Navigating the social environment is a complex task. It involves being able to interpret your own role and that of the role of others, in a variety of settings from formal learning to informal interchanges. It involves being able to interpret both the written and unwritten social rules of all environments. It involves being able to know what to say, how to say it, and when to say it. It involves taking perspective, thinking about others, learning about/from others, and interpreting your impact on others. It involves learning how to be an effective member of the group.
Dr. Butler works with students in either small groups or one-to-one, developing and strengthening their social strategy repertoire. Each session introduces a new strategy that is practiced in a simulation of a typical life situation. Coaching is provided to develop successful implementation of the strategy.
This work is designed to support students toward building enviable adult lives, creating a bridge of generalization so that students use newly developed skills outside of the office setting.

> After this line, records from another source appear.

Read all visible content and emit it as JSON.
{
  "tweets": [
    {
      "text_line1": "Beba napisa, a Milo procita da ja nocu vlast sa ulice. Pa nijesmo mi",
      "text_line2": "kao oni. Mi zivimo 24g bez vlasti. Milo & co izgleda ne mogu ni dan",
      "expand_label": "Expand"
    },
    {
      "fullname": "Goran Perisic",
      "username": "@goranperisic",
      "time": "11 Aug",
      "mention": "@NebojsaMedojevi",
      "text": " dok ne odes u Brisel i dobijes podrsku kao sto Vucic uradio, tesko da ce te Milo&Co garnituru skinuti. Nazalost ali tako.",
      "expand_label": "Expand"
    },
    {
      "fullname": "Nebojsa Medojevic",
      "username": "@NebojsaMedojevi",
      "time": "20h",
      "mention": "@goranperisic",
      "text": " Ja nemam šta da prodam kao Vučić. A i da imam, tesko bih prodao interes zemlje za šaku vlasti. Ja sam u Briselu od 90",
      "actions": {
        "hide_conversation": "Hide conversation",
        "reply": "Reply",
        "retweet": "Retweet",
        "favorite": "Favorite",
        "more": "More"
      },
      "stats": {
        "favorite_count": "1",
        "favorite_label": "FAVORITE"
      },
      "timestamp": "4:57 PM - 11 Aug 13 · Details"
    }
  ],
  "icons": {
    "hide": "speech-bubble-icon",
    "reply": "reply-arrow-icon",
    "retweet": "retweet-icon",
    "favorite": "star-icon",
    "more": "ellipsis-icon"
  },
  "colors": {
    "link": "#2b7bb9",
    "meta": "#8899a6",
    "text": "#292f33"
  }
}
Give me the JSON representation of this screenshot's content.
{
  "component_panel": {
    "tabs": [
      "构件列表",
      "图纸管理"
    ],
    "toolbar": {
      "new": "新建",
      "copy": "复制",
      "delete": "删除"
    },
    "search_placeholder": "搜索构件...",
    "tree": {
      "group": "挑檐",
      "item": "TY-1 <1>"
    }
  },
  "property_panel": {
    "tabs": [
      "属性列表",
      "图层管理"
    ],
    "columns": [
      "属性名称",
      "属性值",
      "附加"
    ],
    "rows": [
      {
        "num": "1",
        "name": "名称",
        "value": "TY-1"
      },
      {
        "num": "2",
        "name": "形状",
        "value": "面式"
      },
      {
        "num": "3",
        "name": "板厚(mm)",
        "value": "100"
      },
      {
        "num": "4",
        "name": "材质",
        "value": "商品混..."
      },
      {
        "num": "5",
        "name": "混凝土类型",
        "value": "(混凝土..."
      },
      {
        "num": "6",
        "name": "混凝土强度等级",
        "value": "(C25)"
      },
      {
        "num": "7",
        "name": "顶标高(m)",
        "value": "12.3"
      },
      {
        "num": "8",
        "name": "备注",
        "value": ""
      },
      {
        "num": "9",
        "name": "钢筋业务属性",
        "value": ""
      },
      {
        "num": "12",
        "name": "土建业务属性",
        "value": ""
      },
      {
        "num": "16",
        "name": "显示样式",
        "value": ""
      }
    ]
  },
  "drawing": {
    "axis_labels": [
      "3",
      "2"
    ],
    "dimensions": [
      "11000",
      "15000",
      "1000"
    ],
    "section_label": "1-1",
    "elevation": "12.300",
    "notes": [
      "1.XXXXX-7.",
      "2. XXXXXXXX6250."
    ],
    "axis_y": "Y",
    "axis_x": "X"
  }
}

Our goal is to build toward independence and self-advocacy by allowing students to develop their ability to choose and make valuable decisions.
Social Skills Conceptual Framework
- ToM (Theory of Mind)
- CBT (Cognitive Behavior Therapy)
- Thoughts cause feelings and behaviors
- ILAUGH (MGW, 2005)
- Listening with Eyes and Brain
- Abstract/Inferential Language & Communication
- Understanding Perspective
- 4 Steps of Communication (MGW, 2008)
- Consider the thoughts feelings of others
- Establish a physical presence
- Use your eyes to consider…
- Use your language to show…
- 4 Steps of Perspective Taking (MGW, 2008)
- Two people sharing a space equals… communication
- People have thoughts about others
- These thoughts are framed by one’s perspective
- Communication partners monitor one another throughout the process.